“This Humanist whom no belief constrained
Grew so broad-minded he was scatter-brained.” 

What follows in Thoreau’s journal is more interesting. There’s a gap, noted by the journal’s editors as “[Part of leaf missing here.],” followed by this: 

“A page with as true and inevitable and deep a meaning as a hillside, a book which Nature shall own as her own flower, her own leaves; with whose leaves her own shall rustle in sympathy imperishable and russet; which shall push out with the skunk-cabbage in the spring. I am not offended by the odor of the skunk in passing by sacred places. I am invigorated rather. It is a reminiscence of immortality borne on the gale. O thou partial world, when wilt thou know God? I would as soon transplant this vegetable to Polynesia or to heaven with me as the violet.” 

We don’t know what preceded this entry, but Thoreau’s journal, especially in its early years, is a gathering of sparks, hot and briefly illuminating like those struck by steel off flint. Only later and haltingly did he consistently catch fire. The skunk-cabbage passage reads like another of Thoreau’s writerly pep talks to himself. A year earlier he had published A Week on the Concord and Merrimack Rivers, which one hundred sixty-two years later remains unjustly unread. The publication of Walden was four years away; his death, at age forty-four, twelve years. 

Leave it to Thoreau to liken literary worth to the stink of skunk cabbage.
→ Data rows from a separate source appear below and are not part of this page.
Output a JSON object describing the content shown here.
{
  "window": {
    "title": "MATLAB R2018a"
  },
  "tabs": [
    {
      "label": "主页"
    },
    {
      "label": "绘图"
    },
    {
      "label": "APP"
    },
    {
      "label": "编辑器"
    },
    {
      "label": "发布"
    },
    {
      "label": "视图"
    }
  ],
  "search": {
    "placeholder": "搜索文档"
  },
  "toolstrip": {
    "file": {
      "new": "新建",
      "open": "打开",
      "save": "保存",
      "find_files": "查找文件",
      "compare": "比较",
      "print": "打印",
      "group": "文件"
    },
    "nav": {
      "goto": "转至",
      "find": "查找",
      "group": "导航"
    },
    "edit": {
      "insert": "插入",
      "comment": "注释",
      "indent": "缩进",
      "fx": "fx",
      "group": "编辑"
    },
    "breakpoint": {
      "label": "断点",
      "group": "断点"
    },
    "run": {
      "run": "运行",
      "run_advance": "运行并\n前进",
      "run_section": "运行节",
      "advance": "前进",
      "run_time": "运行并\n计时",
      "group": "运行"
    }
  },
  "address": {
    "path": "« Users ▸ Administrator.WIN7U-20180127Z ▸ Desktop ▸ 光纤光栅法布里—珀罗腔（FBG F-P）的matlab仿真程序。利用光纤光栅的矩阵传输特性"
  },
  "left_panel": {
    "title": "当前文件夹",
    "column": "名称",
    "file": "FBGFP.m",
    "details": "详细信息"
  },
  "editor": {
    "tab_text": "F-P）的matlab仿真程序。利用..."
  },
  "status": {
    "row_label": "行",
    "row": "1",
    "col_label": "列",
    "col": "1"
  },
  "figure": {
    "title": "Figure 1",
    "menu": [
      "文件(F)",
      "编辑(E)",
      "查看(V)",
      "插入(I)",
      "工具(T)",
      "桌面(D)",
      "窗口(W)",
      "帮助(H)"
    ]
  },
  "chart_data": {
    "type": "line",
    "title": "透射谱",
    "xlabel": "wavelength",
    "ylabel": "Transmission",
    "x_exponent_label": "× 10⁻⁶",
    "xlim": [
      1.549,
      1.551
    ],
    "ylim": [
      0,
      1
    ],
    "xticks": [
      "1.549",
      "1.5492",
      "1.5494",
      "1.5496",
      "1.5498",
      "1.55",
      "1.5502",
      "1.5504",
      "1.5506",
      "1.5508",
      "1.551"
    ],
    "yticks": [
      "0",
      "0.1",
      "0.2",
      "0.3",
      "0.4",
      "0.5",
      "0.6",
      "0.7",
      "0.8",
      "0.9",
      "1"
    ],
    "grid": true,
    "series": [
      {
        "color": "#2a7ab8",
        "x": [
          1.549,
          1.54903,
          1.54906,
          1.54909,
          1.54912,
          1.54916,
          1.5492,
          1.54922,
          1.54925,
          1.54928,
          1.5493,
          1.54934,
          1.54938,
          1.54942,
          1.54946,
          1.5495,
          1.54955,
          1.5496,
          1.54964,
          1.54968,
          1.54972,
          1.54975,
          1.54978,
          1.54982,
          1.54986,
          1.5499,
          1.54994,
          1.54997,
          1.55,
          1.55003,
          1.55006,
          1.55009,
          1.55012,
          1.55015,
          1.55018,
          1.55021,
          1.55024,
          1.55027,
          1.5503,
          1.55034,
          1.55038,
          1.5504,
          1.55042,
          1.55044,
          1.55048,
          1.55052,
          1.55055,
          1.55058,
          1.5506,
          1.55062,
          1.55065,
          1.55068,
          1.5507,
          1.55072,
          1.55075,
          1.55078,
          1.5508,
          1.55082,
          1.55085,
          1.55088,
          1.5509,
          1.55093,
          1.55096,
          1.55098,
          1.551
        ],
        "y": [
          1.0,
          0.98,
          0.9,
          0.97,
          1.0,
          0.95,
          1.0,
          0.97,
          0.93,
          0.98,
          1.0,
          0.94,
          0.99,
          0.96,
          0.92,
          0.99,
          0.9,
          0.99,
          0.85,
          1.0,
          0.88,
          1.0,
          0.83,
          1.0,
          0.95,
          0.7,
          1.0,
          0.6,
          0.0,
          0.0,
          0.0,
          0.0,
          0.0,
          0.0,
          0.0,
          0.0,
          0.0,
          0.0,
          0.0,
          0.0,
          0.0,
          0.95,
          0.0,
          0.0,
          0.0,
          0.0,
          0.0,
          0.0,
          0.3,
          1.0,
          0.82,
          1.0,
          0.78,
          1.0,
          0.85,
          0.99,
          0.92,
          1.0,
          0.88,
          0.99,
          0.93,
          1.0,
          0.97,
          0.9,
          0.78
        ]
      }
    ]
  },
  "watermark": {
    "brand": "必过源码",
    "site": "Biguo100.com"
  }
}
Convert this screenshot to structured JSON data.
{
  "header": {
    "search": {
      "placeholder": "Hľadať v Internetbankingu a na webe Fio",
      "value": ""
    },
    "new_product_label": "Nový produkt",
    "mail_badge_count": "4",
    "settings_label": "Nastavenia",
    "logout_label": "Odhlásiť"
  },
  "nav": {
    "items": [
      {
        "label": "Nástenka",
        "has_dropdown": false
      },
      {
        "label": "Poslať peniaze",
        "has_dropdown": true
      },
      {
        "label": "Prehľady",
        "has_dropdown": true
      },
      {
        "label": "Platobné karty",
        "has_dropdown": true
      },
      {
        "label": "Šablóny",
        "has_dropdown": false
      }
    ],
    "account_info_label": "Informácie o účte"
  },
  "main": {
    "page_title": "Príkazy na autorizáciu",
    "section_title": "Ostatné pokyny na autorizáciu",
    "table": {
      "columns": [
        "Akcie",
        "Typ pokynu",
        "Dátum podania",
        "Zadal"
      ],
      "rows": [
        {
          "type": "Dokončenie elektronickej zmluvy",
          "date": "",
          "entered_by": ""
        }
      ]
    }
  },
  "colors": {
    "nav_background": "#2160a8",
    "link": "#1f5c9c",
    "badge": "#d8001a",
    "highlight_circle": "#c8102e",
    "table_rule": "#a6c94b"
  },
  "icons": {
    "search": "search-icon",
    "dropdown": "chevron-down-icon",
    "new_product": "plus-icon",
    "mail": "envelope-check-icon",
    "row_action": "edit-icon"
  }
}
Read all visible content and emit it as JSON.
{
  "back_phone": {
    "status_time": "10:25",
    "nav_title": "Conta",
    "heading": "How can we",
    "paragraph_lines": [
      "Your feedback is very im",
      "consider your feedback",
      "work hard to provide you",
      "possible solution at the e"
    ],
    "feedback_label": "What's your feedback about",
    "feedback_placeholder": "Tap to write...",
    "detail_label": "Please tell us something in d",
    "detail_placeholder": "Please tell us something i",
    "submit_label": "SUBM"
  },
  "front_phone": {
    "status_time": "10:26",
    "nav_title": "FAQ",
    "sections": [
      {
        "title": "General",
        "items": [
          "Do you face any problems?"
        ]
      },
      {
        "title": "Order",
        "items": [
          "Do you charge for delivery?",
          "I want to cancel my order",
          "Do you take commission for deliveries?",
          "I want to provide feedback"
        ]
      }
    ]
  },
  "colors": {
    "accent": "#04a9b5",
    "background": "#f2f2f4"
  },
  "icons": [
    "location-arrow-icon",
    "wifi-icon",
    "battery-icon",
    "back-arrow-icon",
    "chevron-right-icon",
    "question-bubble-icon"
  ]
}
He probably liked its Latin name: Symplocarpus foetidus. Because of a biochemical adaptation called thermogenesis, skunk cabbage generates heat sufficient to melt snow. I’ve seen it thriving and green in February in upstate New York. Of course Thoreau was invigorated by the smell. Skunk cabbage might stand as his emblem – scorned, cantankerous, tough and beautiful, a plant that grows downward with age, deeper into its native soil, growing more rooted. He calls for a literature as fierce and inevitable as the natural world, a literature true to the American landscape, and he was creating it, as was Melville. Only rarely since then have American writers heeded their example (Edward Dahlberg comes to mind). 

The subsequent passage in Thoreau’s journal begins with a familiar, Huckleberry Finn-like complaint: 

Shoes are commonly too narrow. If you should take off a gentleman's shoes, you would find that his foot was wider than his shoe. Think of his wearing such an engine! walking in it many miles year after year!” 

Resuming his earlier botanical theme, Thoreau concludes:  

“When your shoe chafes your feet, put in a mullein leaf.”

1 comment:

Anonymous said...

“It is better to be narrow-minded than to have no mind, to hold limited and rigid principles than none at all.

That is the danger which faces so many people today – to have no considered opinions on any subject, to put up with what is wasteful and harmful with the excuse that there is ‘good in everything’ – which in most cases means an inability to distinguish between good and bad.

There are still things worth fighting against.”

-- Evelyn Waugh